tost Unabridged


[taws, tos]
verb (used with object), tossed or (Literary) tost; tossing.
to throw, pitch, or fling, especially to throw lightly or carelessly: to toss a piece of paper into the wastebasket.
to throw or send from one to another, as in play: to toss a ball.
to throw or pitch with irregular or careless motions; fling or jerk about: The ship was tossed by waves.
to agitate, disturb, or disquiet.
to throw, raise, or jerk upward suddenly: She tossed her head disdainfully.
to speak or express in a sudden offhand manner; interject: He tossed jokes into their serious discussion.
to throw (a coin) into the air in order to decide something by the side turned up when it falls (sometimes followed by up ).
to toss a coin with (someone).
to stir or mix (a salad) lightly until the ingredients are coated with the dressing.
verb (used without object), tossed or (Literary) tost; tossing.
to pitch, rock, sway, or move irregularly, as a ship on a rough sea or a flag or plumes in the breeze.
to fling or jerk oneself or move restlessly about, especially on a bed or couch: to toss in one's sleep.
to throw something.
to throw a coin into the air in order to decide something by the way it falls (sometimes followed by up ).
to go with a fling of the body: to toss out of a room in a fit of anger.
an act or instance of tossing.
a pitching about or up and down.
a throw or pitch.
tossup ( def 1 ).
the distance to which something is or may be thrown.
a sudden fling or jerk of the body, especially a quick upward or backward movement of the head.
Verb phrases
toss off,
to accomplish quickly or easily.
to consume rapidly, especially to drink something up in one swallow: He tossed off a cocktail before dinner.
British Slang. to masturbate.
toss up, Informal. to vomit.
toss one's cookies, Slang. cookie ( def 6 ).

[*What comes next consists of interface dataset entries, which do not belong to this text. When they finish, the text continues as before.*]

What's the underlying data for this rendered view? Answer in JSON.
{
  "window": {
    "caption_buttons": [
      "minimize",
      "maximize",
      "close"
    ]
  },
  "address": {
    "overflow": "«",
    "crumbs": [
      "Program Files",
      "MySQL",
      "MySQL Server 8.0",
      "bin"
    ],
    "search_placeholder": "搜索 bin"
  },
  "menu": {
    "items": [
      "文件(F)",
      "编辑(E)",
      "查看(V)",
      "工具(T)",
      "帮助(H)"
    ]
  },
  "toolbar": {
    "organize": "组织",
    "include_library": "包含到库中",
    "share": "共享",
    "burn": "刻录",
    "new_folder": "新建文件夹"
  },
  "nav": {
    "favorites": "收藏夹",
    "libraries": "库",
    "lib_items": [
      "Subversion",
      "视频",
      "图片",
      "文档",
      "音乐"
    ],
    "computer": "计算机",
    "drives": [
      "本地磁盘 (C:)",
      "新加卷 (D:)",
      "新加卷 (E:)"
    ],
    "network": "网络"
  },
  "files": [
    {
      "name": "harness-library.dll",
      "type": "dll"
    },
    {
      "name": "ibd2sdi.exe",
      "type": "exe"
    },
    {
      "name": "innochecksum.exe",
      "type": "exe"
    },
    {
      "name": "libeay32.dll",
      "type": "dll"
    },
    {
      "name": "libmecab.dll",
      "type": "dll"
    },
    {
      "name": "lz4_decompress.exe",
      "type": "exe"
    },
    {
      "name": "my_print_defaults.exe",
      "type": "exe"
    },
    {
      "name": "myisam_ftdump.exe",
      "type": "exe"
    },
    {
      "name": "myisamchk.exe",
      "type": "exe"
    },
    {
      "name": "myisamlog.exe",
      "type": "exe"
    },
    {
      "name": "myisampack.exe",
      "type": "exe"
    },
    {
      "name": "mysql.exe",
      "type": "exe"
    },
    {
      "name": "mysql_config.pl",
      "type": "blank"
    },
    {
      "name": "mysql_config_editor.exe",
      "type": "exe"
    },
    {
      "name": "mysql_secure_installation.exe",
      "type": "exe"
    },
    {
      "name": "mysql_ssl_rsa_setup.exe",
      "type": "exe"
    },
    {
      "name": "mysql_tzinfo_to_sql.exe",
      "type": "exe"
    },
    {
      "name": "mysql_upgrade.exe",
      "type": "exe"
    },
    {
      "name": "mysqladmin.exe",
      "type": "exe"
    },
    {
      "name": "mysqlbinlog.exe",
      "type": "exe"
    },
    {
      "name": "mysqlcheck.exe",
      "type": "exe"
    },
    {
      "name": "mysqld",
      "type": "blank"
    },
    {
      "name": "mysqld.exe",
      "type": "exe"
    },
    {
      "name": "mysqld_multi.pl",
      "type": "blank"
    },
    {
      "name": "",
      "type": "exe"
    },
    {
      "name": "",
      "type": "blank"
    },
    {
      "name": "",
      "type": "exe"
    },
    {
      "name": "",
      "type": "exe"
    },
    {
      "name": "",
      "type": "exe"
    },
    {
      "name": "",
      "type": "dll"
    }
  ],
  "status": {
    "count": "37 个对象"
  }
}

1595–1605; origin uncertain

tosser, noun
tossingly, adverb
untossed, adjective

1. See throw. Unabridged
Based on the Random House Dictionary, © Random House, Inc. 2014.
Cite This Source Link To tost
World English Dictionary
toss (tɒs)
1.  (tr) to throw lightly or with a flourish, esp with the palm of the hand upwards
2.  to fling or be flung about, esp constantly or regularly in an agitated or violent way: a ship tosses in a storm
3.  to discuss or put forward for discussion in an informal way
4.  (tr) (of an animal such as a horse) to throw (its rider)
5.  (tr) (of an animal) to butt with the head or the horns and throw into the air: the bull tossed the matador
6.  (tr) to shake, agitate, or disturb
7.  to toss up a coin with (someone) in order to decide or allot something: I'll toss you for it; let's toss for it
8.  (intr) to move away angrily or impatiently: she tossed out of the room
9.  an abrupt movement
10.  a rolling or pitching motion
11.  the act or an instance of tossing
12.  See toss up the act of tossing up a coin
13.  a fall from a horse or other animal
14.  argue the toss to wrangle or dispute at length
15.  slang give a toss to be concerned or interested (esp in the phrase not give a toss)
[C16: of Scandinavian origin; related to Norwegian, Swedish tossa to strew]

Collins English Dictionary - Complete & Unabridged 10th Edition
2009 © William Collins Sons & Co. Ltd. 1979, 1986 © HarperCollins
Publishers 1998, 2000, 2003, 2005, 2006, 2007, 2009
Cite This Source
Word Origin & History

1506, possibly from a Scand. source (cf. dialectal Norw. tossa "to strew, spread"). Food preparation sense (with ref. to salad, etc.) is recorded from 1723. The noun meaning "an act of throwing" is first recorded 1660. Tosspot "heavy drinker" is from 1568. Toss-up "even matter" first recorded 1809,
from earlier sense of "a flipping of a coin to arrive at a decision" (c.1700). Tosser as a term of contempt in British slang is recorded from 1977, probably from slang toss off "masturbate" (1969); cf. jerk (n.).
Online Etymology Dictionary, © 2010 Douglas Harper
Cite This Source
Related Words
Copyright © 2014, LLC. All rights reserved.
  • Please Login or Sign Up to use the Recent Searches feature